But where did the brewer find his yeast? The reply to this question is similar to that which must be given if the brewer were asked where he found his barley. He has received the seeds of both of them from preceding generations. Could we connect without solution of continuity the present with the past, we should probably be able to trace back the yeast employed by my Mend Sir Fowell Buxton today to that employed by some Egyptian brewer two thousand years ago. But you may urge that there must have been a time when the first yeast-cell was generated. Granted—exactly as there was a time when the first barley-corn was generated. Let not the delusion lay hold of you, that a living thing is easily generated, because it is small. Both the yeast-plant and the barley-plant lose themselves in the dim twilight of antiquity, and in this our day there is no more proof of the spontaneous generation of the one than there is of the spontaneous generation of the other.

I stated a moment ago that the fermentation of grape-juice was spontaneous; but I was careful to add, "in what sense spontaneous will appear more clearly by-and-by." Now, this is the sense meant: The wine-maker does not, like the brewer and distiller, deliberately introduce either yeast, or any equivalent of yeast, into his vats; he does not consciously sow in them any plant, or the germ of any plant; indeed, he has been hitherto in ignorance whether plants or germs of any kind have had anything to do with his operations. Still, when the fermented grape-juice is examined, the living Torula concerned in alcoholic fermentation never fails to make its appearance. How is this? If no living germ has been introduced into the wine-vat, whence comes the life so invariably developed there?

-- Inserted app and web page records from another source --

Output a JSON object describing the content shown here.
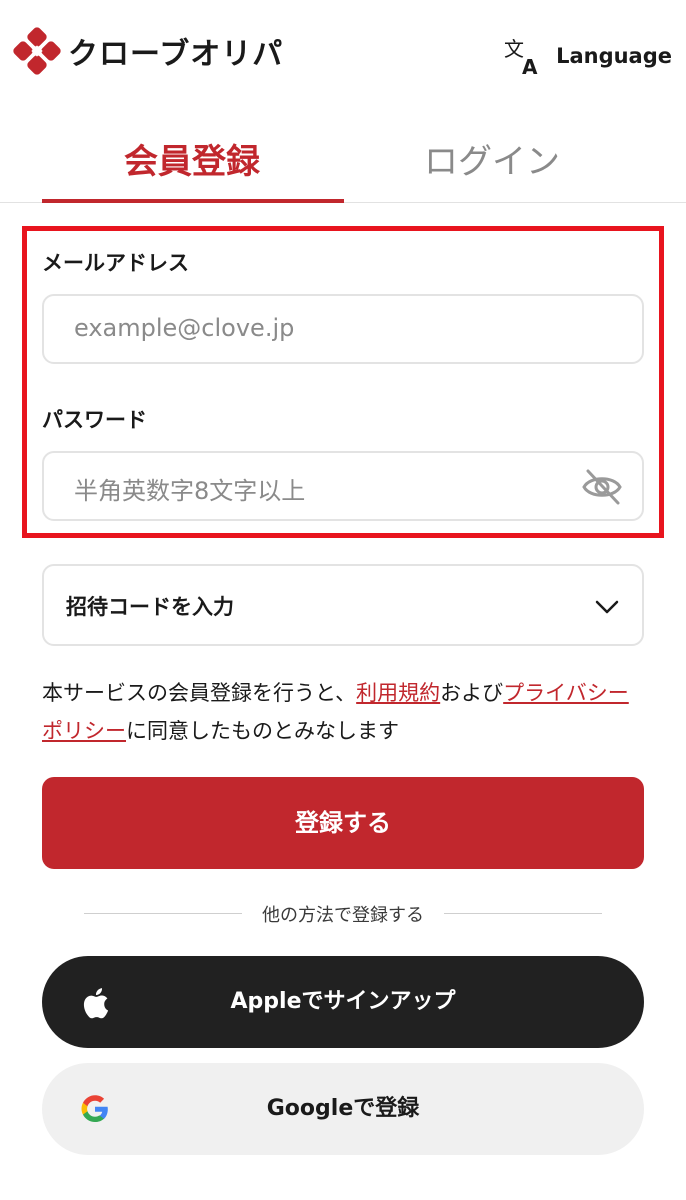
{
  "header": {
    "logo_text": "クローブオリパ",
    "language_label": "Language",
    "icons": {
      "logo": "clover-logo-icon",
      "language": "translate-icon"
    }
  },
  "tabs": [
    {
      "label": "会員登録",
      "active": true
    },
    {
      "label": "ログイン",
      "active": false
    }
  ],
  "form": {
    "email": {
      "label": "メールアドレス",
      "placeholder": "example@clove.jp",
      "value": ""
    },
    "password": {
      "label": "パスワード",
      "placeholder": "半角英数字8文字以上",
      "value": "",
      "visibility_icon": "eye-off-icon"
    },
    "invite_code": {
      "label": "招待コードを入力",
      "icon": "chevron-down-icon"
    }
  },
  "terms": {
    "prefix": "本サービスの会員登録を行うと、",
    "terms_link": "利用規約",
    "middle": "および",
    "privacy_link": "プライバシーポリシー",
    "suffix": "に同意したものとみなします"
  },
  "actions": {
    "register_label": "登録する",
    "divider_text": "他の方法で登録する",
    "apple_label": "Appleでサインアップ",
    "google_label": "Googleで登録"
  },
  "colors": {
    "brand_red": "#c1272d",
    "highlight_red": "#e8141e",
    "apple_button": "#212121",
    "google_button": "#f0f0f0"
  }
}
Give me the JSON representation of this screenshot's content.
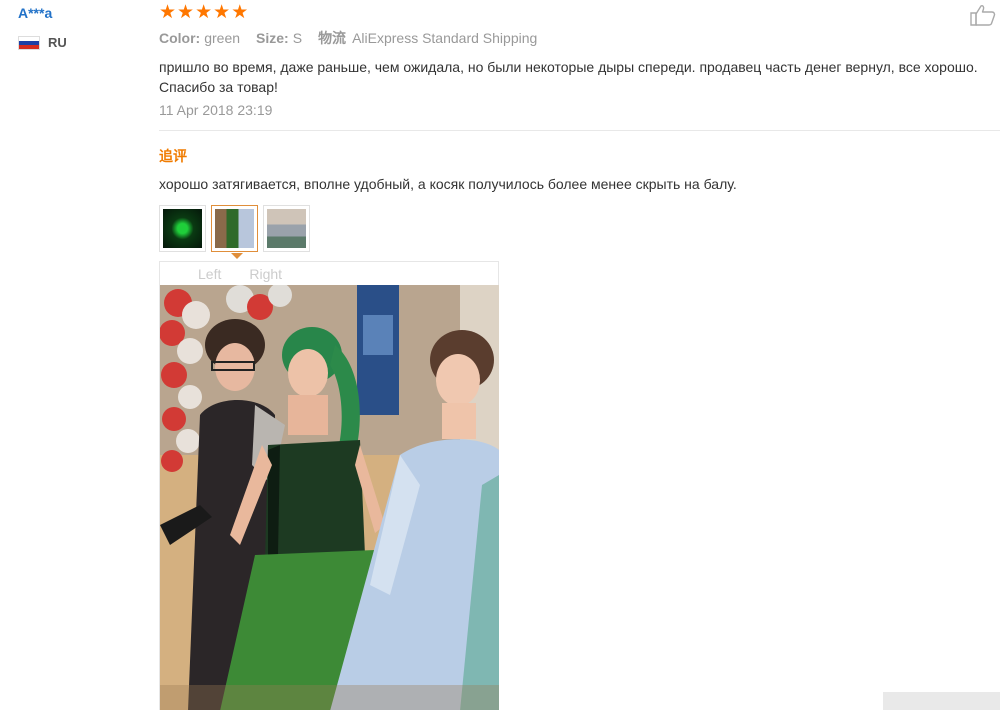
{
  "reviewer": {
    "name": "A***a",
    "country_code": "RU",
    "flag_colors": [
      "#ffffff",
      "#1c3fa6",
      "#d52b1e"
    ]
  },
  "review": {
    "rating": 5,
    "star_char": "★",
    "color_label": "Color:",
    "color_value": "green",
    "size_label": "Size:",
    "size_value": "S",
    "shipping_label": "物流",
    "shipping_value": "AliExpress Standard Shipping",
    "text": "пришло во время, даже раньше, чем ожидала, но были некоторые дыры спереди. продавец часть денег вернул, все хорошо. Спасибо за товар!",
    "date": "11 Apr 2018 23:19"
  },
  "followup": {
    "title": "追评",
    "text": "хорошо затягивается, вполне удобный, а косяк получилось более менее скрыть на балу.",
    "thumbnails": [
      {
        "id": "thumb-1",
        "active": false
      },
      {
        "id": "thumb-2",
        "active": true
      },
      {
        "id": "thumb-3",
        "active": false
      }
    ]
  },
  "viewer": {
    "left_label": "Left",
    "right_label": "Right"
  },
  "colors": {
    "accent_orange": "#f07b00",
    "star_orange": "#ff7700",
    "link_blue": "#2272c8",
    "muted_gray": "#999999"
  }
}
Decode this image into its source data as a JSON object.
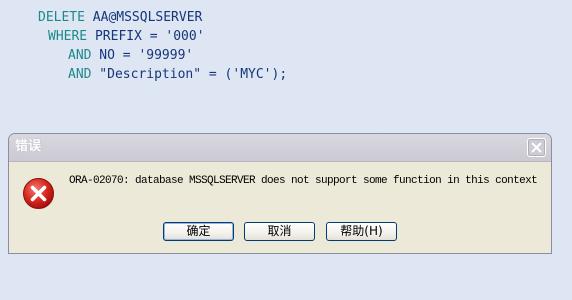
{
  "sql": {
    "line1": {
      "keyword": "DELETE",
      "text": " AA@MSSQLSERVER"
    },
    "line2": {
      "keyword": "WHERE",
      "text": " PREFIX = '000'"
    },
    "line3": {
      "keyword": "AND",
      "text": " NO = '99999'"
    },
    "line4": {
      "keyword": "AND",
      "text": " \"Description\" = ('MYC');"
    }
  },
  "dialog": {
    "title": "错误",
    "message": "ORA-02070: database MSSQLSERVER does not support some function in this context",
    "icon": "error-icon",
    "buttons": {
      "ok": "确定",
      "cancel": "取消",
      "help": "帮助(H)"
    }
  },
  "colors": {
    "background": "#dfe6f3",
    "keyword": "#1d8a8a",
    "code_text": "#14367a",
    "dialog_body": "#ece9d8",
    "error_red": "#c9221f"
  }
}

You may be disposed to reply, with Turpin and others, that, in virtue of its own inherent powers, the grape-juice, when brought into contact with the vivifying atmospheric oxygen, runs spontaneously and of its own accord into these low forms of life. I have not the slightest objection to this explanation, provided proper evidence can be adduced in support of it. But the evidence adduced in its favor, as far as I am acquainted with it, snaps asunder under the least strain of scientific criticism. It is, as far as I can see, the evidence of men